17 Jul 2014
Festival Of Archaeology 2014 - Forty Hall - Day 3
Despite the oppressive heat today (the hottest of the year so far), we managed some decent progress in trench one -- looking now like the only trench we will open this year.
Yesterday's disturbance at the south end of the trench eventually resolved into a linear feature, much as we had expected on day one, but not, as we had hoped, a wall.
The linear magnetic feature now seems to be a broad, very shallow ditch filled with large amounts of palace rubble. While this explains the magnetic signal, it does not explain the origin of the rubble, and the existence of a long shallow ditch bordering one side of the palace is at the moment difficult to explain convincingly.
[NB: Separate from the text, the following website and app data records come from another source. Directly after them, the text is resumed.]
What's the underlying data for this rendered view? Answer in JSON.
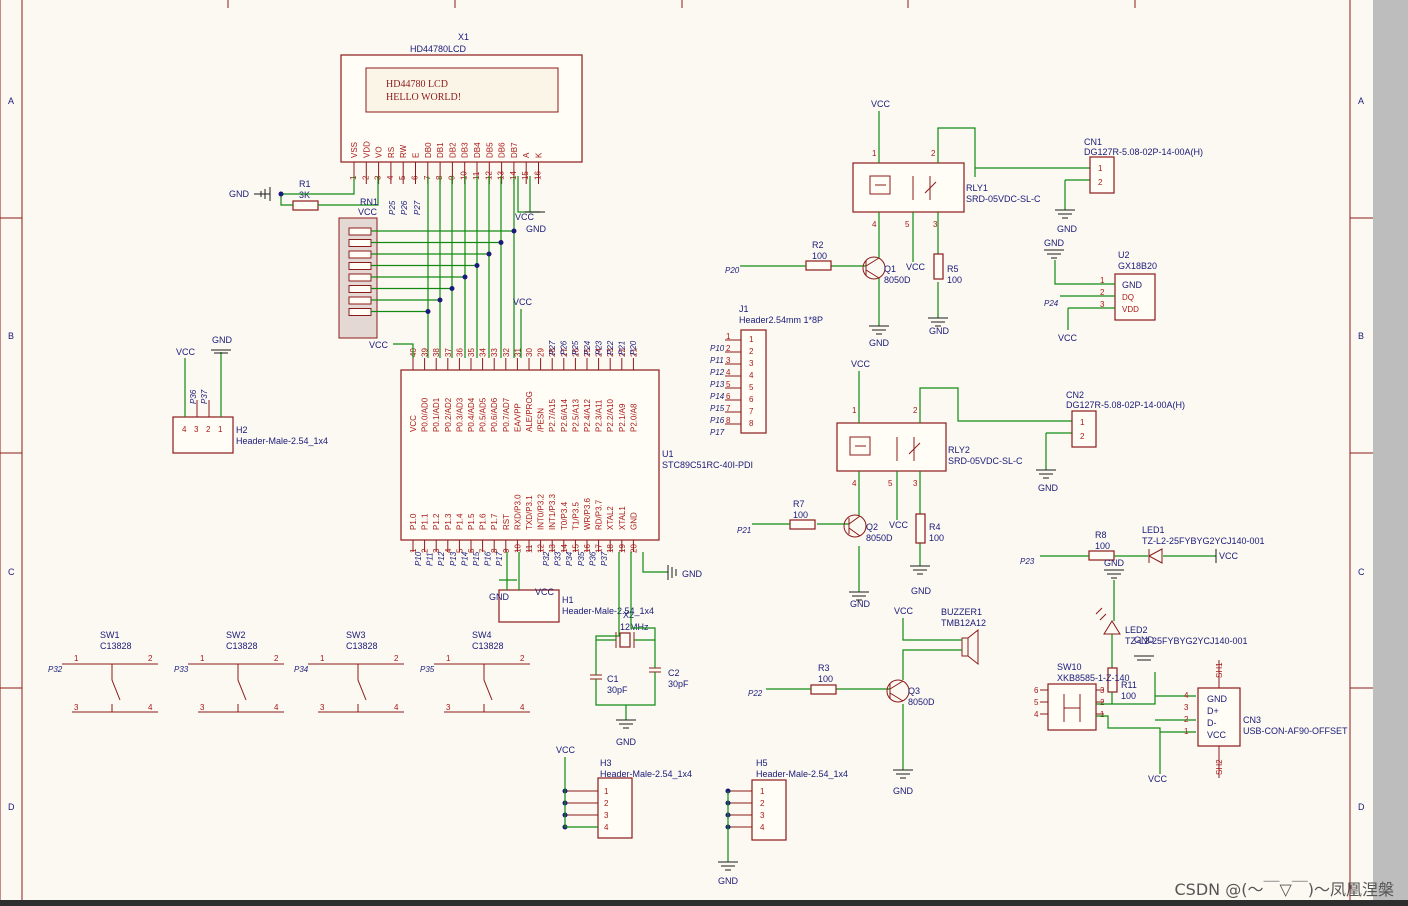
{
  "grid": {
    "row_labels": [
      "A",
      "B",
      "C",
      "D"
    ],
    "col_lines": 6
  },
  "lcd": {
    "ref": "X1",
    "part": "HD44780LCD",
    "screen_line1": "HD44780 LCD",
    "screen_line2": "HELLO WORLD!",
    "pin_names": [
      "VSS",
      "VDD",
      "VO",
      "RS",
      "RW",
      "E",
      "DB0",
      "DB1",
      "DB2",
      "DB3",
      "DB4",
      "DB5",
      "DB6",
      "DB7",
      "A",
      "K"
    ],
    "pin_numbers": [
      "1",
      "2",
      "3",
      "4",
      "5",
      "6",
      "7",
      "8",
      "9",
      "10",
      "11",
      "12",
      "13",
      "14",
      "15",
      "16"
    ],
    "nets": [
      "P25",
      "P26",
      "P27"
    ]
  },
  "mcu": {
    "ref": "U1",
    "part": "STC89C51RC-40I-PDI",
    "top_pins": [
      {
        "n": "40",
        "name": "VCC"
      },
      {
        "n": "39",
        "name": "P0.0/AD0"
      },
      {
        "n": "38",
        "name": "P0.1/AD1"
      },
      {
        "n": "37",
        "name": "P0.2/AD2"
      },
      {
        "n": "36",
        "name": "P0.3/AD3"
      },
      {
        "n": "35",
        "name": "P0.4/AD4"
      },
      {
        "n": "34",
        "name": "P0.5/AD5"
      },
      {
        "n": "33",
        "name": "P0.6/AD6"
      },
      {
        "n": "32",
        "name": "P0.7/AD7"
      },
      {
        "n": "31",
        "name": "EA/VPP"
      },
      {
        "n": "30",
        "name": "ALE/PROG"
      },
      {
        "n": "29",
        "name": "/PESN"
      },
      {
        "n": "28",
        "name": "P2.7/A15"
      },
      {
        "n": "27",
        "name": "P2.6/A14"
      },
      {
        "n": "26",
        "name": "P2.5/A13"
      },
      {
        "n": "25",
        "name": "P2.4/A12"
      },
      {
        "n": "24",
        "name": "P2.3/A11"
      },
      {
        "n": "23",
        "name": "P2.2/A10"
      },
      {
        "n": "22",
        "name": "P2.1/A9"
      },
      {
        "n": "21",
        "name": "P2.0/A8"
      }
    ],
    "bottom_pins": [
      {
        "n": "1",
        "name": "P1.0"
      },
      {
        "n": "2",
        "name": "P1.1"
      },
      {
        "n": "3",
        "name": "P1.2"
      },
      {
        "n": "4",
        "name": "P1.3"
      },
      {
        "n": "5",
        "name": "P1.4"
      },
      {
        "n": "6",
        "name": "P1.5"
      },
      {
        "n": "7",
        "name": "P1.6"
      },
      {
        "n": "8",
        "name": "P1.7"
      },
      {
        "n": "9",
        "name": "RST"
      },
      {
        "n": "10",
        "name": "RXD/P3.0"
      },
      {
        "n": "11",
        "name": "TXD/P3.1"
      },
      {
        "n": "12",
        "name": "INT0/P3.2"
      },
      {
        "n": "13",
        "name": "INT1/P3.3"
      },
      {
        "n": "14",
        "name": "T0/P3.4"
      },
      {
        "n": "15",
        "name": "T1/P3.5"
      },
      {
        "n": "16",
        "name": "WR/P3.6"
      },
      {
        "n": "17",
        "name": "RD/P3.7"
      },
      {
        "n": "18",
        "name": "XTAL2"
      },
      {
        "n": "19",
        "name": "XTAL1"
      },
      {
        "n": "20",
        "name": "GND"
      }
    ],
    "top_nets": [
      "P27",
      "P26",
      "P25",
      "P24",
      "P23",
      "P22",
      "P21",
      "P20"
    ],
    "bottom_nets": [
      "P10",
      "P11",
      "P12",
      "P13",
      "P14",
      "P15",
      "P16",
      "P17"
    ],
    "bottom_nets2": [
      "P32",
      "P33",
      "P34",
      "P35",
      "P36",
      "P37"
    ]
  },
  "rn1": {
    "ref": "RN1"
  },
  "r1": {
    "ref": "R1",
    "value": "3K"
  },
  "j1": {
    "ref": "J1",
    "part": "Header2.54mm 1*8P",
    "pins": [
      "1",
      "2",
      "3",
      "4",
      "5",
      "6",
      "7",
      "8"
    ],
    "nets": [
      "P10",
      "P11",
      "P12",
      "P13",
      "P14",
      "P15",
      "P16",
      "P17"
    ]
  },
  "h1": {
    "ref": "H1",
    "part": "Header-Male-2.54_1x4",
    "pins": [
      "4",
      "3",
      "2",
      "1"
    ]
  },
  "h2": {
    "ref": "H2",
    "part": "Header-Male-2.54_1x4",
    "pins": [
      "4",
      "3",
      "2",
      "1"
    ],
    "nets": [
      "P36",
      "P37"
    ]
  },
  "h3": {
    "ref": "H3",
    "part": "Header-Male-2.54_1x4",
    "pins": [
      "1",
      "2",
      "3",
      "4"
    ]
  },
  "h5": {
    "ref": "H5",
    "part": "Header-Male-2.54_1x4",
    "pins": [
      "1",
      "2",
      "3",
      "4"
    ]
  },
  "crystal": {
    "ref": "X2",
    "value": "12MHz"
  },
  "c1": {
    "ref": "C1",
    "value": "30pF"
  },
  "c2": {
    "ref": "C2",
    "value": "30pF"
  },
  "switches": [
    {
      "ref": "SW1",
      "part": "C13828",
      "net": "P32"
    },
    {
      "ref": "SW2",
      "part": "C13828",
      "net": "P33"
    },
    {
      "ref": "SW3",
      "part": "C13828",
      "net": "P34"
    },
    {
      "ref": "SW4",
      "part": "C13828",
      "net": "P35"
    }
  ],
  "switch_pins": [
    "1",
    "2",
    "3",
    "4"
  ],
  "rly1": {
    "ref": "RLY1",
    "part": "SRD-05VDC-SL-C",
    "pins": [
      "1",
      "2",
      "4",
      "5",
      "3"
    ]
  },
  "rly2": {
    "ref": "RLY2",
    "part": "SRD-05VDC-SL-C",
    "pins": [
      "1",
      "2",
      "4",
      "5",
      "3"
    ]
  },
  "cn1": {
    "ref": "CN1",
    "part": "DG127R-5.08-02P-14-00A(H)",
    "pins": [
      "1",
      "2"
    ]
  },
  "cn2": {
    "ref": "CN2",
    "part": "DG127R-5.08-02P-14-00A(H)",
    "pins": [
      "1",
      "2"
    ]
  },
  "cn3": {
    "ref": "CN3",
    "part": "USB-CON-AF90-OFFSET",
    "pins": [
      {
        "n": "4",
        "name": "GND"
      },
      {
        "n": "3",
        "name": "D+"
      },
      {
        "n": "2",
        "name": "D-"
      },
      {
        "n": "1",
        "name": "VCC"
      }
    ],
    "shields": [
      "SH1",
      "SH2"
    ]
  },
  "q1": {
    "ref": "Q1",
    "part": "8050D"
  },
  "q2": {
    "ref": "Q2",
    "part": "8050D"
  },
  "q3": {
    "ref": "Q3",
    "part": "8050D"
  },
  "r2": {
    "ref": "R2",
    "value": "100",
    "net": "P20"
  },
  "r3": {
    "ref": "R3",
    "value": "100",
    "net": "P22"
  },
  "r4": {
    "ref": "R4",
    "value": "100"
  },
  "r5": {
    "ref": "R5",
    "value": "100"
  },
  "r7": {
    "ref": "R7",
    "value": "100",
    "net": "P21"
  },
  "r8": {
    "ref": "R8",
    "value": "100",
    "net": "P23"
  },
  "r11": {
    "ref": "R11",
    "value": "100"
  },
  "u2": {
    "ref": "U2",
    "part": "GX18B20",
    "pins": [
      {
        "n": "1",
        "name": "GND"
      },
      {
        "n": "2",
        "name": "DQ"
      },
      {
        "n": "3",
        "name": "VDD"
      }
    ],
    "net": "P24"
  },
  "buzzer": {
    "ref": "BUZZER1",
    "part": "TMB12A12"
  },
  "led1": {
    "ref": "LED1",
    "part": "TZ-L2-25FYBYG2YCJ140-001"
  },
  "led2": {
    "ref": "LED2",
    "part": "TZ-L2-25FYBYG2YCJ140-001"
  },
  "sw10": {
    "ref": "SW10",
    "part": "XKB8585-1-Z-140",
    "pins": [
      "6",
      "5",
      "4",
      "3",
      "2",
      "1"
    ]
  },
  "power": {
    "vcc": "VCC",
    "gnd": "GND"
  },
  "watermark": "CSDN @(～￣▽￣)～凤凰涅槃"
}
Our working hypothesis is that the ditch represents a (?largely symbolic) boundary line demarking the edge of the palace precinct, conceivably containing water (though no silt was obviously present in the trench), and subsequently backfilled with rubble upon the palace's demolition in c.1660.
Meanwhile, most of our diggers took refuge from the sun under a gazebo at the north end of the trench, where a second extension was opened across the remainder of the topographic depression.
While this feature has not yet been fully resolved, the absence of the wall at the south end of the trench has caused a change in strategy. Though we haven't found a wall yet, the huge amounts of building rubble must have derived from palace structures reasonably nearby, and so we are now beginning to work our way north into the palace complex, in the expectation that we must sooner or later encounter a structure to explain the rubble.
Exactly how far we have to go and how deep is yet to be seen, and tomorrow may well see yet another extension north. We are only halfway through the dig and if our previous experience at Elsyng is anything to go by, the last minute surprises are yet to come!